[DESCRIPTION OF THE TASK] Make an exact copy of the entries below.

[DATA EXTRACT]
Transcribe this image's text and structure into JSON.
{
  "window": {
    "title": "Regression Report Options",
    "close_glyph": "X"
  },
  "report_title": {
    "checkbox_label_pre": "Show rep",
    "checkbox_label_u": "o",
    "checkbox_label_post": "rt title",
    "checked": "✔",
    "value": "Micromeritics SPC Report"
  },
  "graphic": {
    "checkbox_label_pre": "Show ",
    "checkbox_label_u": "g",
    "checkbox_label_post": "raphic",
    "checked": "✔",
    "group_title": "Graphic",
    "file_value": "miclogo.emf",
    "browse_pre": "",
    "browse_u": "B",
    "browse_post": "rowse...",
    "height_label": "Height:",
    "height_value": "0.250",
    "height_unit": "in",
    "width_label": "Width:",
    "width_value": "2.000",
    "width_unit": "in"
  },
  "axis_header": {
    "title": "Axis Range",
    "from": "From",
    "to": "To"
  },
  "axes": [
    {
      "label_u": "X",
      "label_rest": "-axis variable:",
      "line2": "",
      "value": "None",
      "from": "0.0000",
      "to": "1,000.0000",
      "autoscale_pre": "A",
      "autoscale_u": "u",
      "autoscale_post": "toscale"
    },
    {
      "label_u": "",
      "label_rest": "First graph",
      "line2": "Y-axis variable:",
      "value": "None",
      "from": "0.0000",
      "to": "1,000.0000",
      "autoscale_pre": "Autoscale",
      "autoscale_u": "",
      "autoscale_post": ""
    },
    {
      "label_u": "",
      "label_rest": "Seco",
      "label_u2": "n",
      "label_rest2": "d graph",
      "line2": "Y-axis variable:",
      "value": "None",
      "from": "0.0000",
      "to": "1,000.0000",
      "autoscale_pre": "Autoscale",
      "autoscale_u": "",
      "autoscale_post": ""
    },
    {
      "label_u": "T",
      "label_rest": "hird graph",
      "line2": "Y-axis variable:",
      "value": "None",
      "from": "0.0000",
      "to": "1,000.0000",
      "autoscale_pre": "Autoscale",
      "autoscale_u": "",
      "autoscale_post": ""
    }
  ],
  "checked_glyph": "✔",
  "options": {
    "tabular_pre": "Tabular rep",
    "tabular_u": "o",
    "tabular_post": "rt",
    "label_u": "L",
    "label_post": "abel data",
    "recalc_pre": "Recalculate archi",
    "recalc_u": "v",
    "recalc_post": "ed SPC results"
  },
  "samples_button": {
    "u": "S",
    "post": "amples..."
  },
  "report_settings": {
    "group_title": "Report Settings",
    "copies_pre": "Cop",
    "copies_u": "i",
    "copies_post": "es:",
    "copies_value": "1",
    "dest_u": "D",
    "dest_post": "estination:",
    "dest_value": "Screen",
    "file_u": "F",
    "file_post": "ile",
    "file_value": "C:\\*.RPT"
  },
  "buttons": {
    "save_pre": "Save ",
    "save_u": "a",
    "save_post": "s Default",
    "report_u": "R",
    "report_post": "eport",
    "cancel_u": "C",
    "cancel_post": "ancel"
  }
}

[ANSWER TO THIS EXERCISE]
Transcribe this image's text and structure into JSON.
{
  "window": {
    "title": "Regression Report Options",
    "close_glyph": "X"
  },
  "report_title": {
    "checkbox_label_pre": "Show rep",
    "checkbox_label_u": "o",
    "checkbox_label_post": "rt title",
    "checked": "✔",
    "value": "Micromeritics SPC Report"
  },
  "graphic": {
    "checkbox_label_pre": "Show ",
    "checkbox_label_u": "g",
    "checkbox_label_post": "raphic",
    "checked": "✔",
    "group_title": "Graphic",
    "file_value": "miclogo.emf",
    "browse_pre": "",
    "browse_u": "B",
    "browse_post": "rowse...",
    "height_label": "Height:",
    "height_value": "0.250",
    "height_unit": "in",
    "width_label": "Width:",
    "width_value": "2.000",
    "width_unit": "in"
  },
  "axis_header": {
    "title": "Axis Range",
    "from": "From",
    "to": "To"
  },
  "axes": [
    {
      "label_u": "X",
      "label_rest": "-axis variable:",
      "line2": "",
      "value": "None",
      "from": "0.0000",
      "to": "1,000.0000",
      "autoscale_pre": "A",
      "autoscale_u": "u",
      "autoscale_post": "toscale"
    },
    {
      "label_u": "",
      "label_rest": "First graph",
      "line2": "Y-axis variable:",
      "value": "None",
      "from": "0.0000",
      "to": "1,000.0000",
      "autoscale_pre": "Autoscale",
      "autoscale_u": "",
      "autoscale_post": ""
    },
    {
      "label_u": "",
      "label_rest": "Seco",
      "label_u2": "n",
      "label_rest2": "d graph",
      "line2": "Y-axis variable:",
      "value": "None",
      "from": "0.0000",
      "to": "1,000.0000",
      "autoscale_pre": "Autoscale",
      "autoscale_u": "",
      "autoscale_post": ""
    },
    {
      "label_u": "T",
      "label_rest": "hird graph",
      "line2": "Y-axis variable:",
      "value": "None",
      "from": "0.0000",
      "to": "1,000.0000",
      "autoscale_pre": "Autoscale",
      "autoscale_u": "",
      "autoscale_post": ""
    }
  ],
  "checked_glyph": "✔",
  "options": {
    "tabular_pre": "Tabular rep",
    "tabular_u": "o",
    "tabular_post": "rt",
    "label_u": "L",
    "label_post": "abel data",
    "recalc_pre": "Recalculate archi",
    "recalc_u": "v",
    "recalc_post": "ed SPC results"
  },
  "samples_button": {
    "u": "S",
    "post": "amples..."
  },
  "report_settings": {
    "group_title": "Report Settings",
    "copies_pre": "Cop",
    "copies_u": "i",
    "copies_post": "es:",
    "copies_value": "1",
    "dest_u": "D",
    "dest_post": "estination:",
    "dest_value": "Screen",
    "file_u": "F",
    "file_post": "ile",
    "file_value": "C:\\*.RPT"
  },
  "buttons": {
    "save_pre": "Save ",
    "save_u": "a",
    "save_post": "s Default",
    "report_u": "R",
    "report_post": "eport",
    "cancel_u": "C",
    "cancel_post": "ancel"
  }
}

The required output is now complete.